With David Daniels, Heidi Stober, William Burden
Santa Fe Opera

SEE ALSO:
Ray Mark Rinaldi, First openly gay opera a fitting tribute to Oscar Wilde (Denver Post, July 15)

James M. Keller, 'Oscar' unveiled at Santa Fe Opera (Santa Fe New Mexican, July 28)

John Stege, Oscar’s Fatal Attraction: A messy night at the Opera (Santa Fe Reporter, July 30)

[Batty Masetto], Walk on the Wilde Side (Parterre.com, July 31)

Philip Campbell, Operatic Oscar (Albuquerque Journal, August 1)

James R. Oestreich, When a Poet’s Life and the Law Are at Odds (New York Times, August 2)

Scott Cantrell, A strong, if imperfect, new Oscar Wilde opera in Santa Fe (Dallas Morning News, August 2)

George Loomis, Oscar, Santa Fe Opera, New Mexico (Financial Times, August 4)

2 comments:

Anonymous said...

Your comments after "For reasons that pass understanding..." are obtuse to say the very least.

Charles T. Downey said...
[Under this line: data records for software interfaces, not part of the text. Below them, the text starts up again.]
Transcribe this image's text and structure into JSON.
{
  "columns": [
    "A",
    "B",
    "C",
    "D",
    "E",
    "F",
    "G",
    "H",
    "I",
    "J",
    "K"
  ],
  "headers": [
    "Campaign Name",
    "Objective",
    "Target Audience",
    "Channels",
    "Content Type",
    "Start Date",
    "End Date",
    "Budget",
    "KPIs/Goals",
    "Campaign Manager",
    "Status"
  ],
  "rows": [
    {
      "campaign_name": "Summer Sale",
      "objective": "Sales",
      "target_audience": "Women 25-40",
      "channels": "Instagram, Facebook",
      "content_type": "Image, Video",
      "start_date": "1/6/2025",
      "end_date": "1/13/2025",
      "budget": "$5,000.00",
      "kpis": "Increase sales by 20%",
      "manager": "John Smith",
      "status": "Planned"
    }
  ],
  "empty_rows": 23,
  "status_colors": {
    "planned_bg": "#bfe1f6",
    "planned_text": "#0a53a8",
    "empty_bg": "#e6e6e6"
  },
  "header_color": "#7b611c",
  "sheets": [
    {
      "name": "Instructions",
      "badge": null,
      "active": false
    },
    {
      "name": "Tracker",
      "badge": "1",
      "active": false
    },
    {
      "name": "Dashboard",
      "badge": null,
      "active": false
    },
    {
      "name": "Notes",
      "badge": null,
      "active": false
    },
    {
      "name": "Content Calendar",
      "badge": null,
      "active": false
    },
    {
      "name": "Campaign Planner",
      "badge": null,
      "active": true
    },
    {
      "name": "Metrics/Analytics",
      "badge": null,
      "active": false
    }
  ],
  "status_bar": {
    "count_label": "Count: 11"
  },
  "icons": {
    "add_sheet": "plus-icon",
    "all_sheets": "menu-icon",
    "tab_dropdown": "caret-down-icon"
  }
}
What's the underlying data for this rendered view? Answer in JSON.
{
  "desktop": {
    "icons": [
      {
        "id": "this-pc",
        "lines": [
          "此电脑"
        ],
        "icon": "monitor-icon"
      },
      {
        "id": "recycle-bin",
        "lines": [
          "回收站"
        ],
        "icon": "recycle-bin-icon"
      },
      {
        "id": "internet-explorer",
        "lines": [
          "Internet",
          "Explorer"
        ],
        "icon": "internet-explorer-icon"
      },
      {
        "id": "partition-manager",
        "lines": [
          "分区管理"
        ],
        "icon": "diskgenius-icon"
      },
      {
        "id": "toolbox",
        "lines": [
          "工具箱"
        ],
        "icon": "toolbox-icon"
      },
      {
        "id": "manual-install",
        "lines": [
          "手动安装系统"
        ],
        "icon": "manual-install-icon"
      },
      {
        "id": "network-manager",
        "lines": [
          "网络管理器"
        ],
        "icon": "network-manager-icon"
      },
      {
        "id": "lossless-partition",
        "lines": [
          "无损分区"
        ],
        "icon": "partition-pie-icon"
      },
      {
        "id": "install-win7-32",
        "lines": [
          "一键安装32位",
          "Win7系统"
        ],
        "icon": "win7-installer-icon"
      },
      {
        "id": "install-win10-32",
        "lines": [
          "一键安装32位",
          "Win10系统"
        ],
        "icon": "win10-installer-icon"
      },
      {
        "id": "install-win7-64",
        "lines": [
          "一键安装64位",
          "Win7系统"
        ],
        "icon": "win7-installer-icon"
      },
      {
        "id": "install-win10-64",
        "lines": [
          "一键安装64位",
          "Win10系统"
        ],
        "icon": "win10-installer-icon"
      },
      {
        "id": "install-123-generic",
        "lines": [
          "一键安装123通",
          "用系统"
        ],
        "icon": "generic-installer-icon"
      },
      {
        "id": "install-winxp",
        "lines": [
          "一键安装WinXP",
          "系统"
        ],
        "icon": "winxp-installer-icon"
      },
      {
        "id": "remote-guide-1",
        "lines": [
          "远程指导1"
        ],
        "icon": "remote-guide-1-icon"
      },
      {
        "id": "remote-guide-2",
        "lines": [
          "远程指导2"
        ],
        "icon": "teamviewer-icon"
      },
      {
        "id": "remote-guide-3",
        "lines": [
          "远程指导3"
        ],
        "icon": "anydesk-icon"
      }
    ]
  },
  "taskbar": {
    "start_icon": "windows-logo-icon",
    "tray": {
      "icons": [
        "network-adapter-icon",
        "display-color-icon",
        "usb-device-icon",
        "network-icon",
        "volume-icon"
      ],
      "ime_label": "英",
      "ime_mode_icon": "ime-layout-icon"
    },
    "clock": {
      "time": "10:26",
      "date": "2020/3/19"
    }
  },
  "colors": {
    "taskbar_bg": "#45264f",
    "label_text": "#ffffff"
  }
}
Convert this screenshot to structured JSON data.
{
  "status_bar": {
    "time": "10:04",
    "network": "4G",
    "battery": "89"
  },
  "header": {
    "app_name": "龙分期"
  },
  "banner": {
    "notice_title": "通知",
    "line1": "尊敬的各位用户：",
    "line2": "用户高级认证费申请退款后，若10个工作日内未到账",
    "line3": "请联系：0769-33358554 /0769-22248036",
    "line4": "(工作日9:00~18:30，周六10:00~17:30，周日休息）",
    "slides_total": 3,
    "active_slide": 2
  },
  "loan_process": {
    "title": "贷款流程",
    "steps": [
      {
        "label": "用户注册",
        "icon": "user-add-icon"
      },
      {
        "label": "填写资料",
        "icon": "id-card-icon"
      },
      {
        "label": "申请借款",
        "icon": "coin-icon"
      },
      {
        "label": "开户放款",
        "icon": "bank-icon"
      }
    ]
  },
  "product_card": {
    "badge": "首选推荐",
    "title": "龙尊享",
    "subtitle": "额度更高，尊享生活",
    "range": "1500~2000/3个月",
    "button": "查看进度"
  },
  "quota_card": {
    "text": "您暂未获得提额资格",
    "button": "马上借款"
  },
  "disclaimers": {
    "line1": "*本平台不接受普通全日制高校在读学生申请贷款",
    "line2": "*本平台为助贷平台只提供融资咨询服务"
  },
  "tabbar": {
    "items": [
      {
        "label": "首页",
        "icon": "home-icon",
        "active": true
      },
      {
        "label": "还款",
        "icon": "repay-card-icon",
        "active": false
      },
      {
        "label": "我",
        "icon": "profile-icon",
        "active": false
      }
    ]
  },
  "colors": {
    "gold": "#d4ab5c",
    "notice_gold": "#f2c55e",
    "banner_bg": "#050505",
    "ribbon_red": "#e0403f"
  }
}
I will try to put it another way. The opera presented the decision to fight the libel charges as heroic. From a legal point of view, however, since the definition of libel is "a published false statement that is damaging to a person's reputation," Wilde did not have a leg to stand on in court. The comments of Bosie's father, whatever you may think about their fairness, were demonstrably true. Bosie, who pushed Wilde to challenge them, was Wilde's downfall in that sense.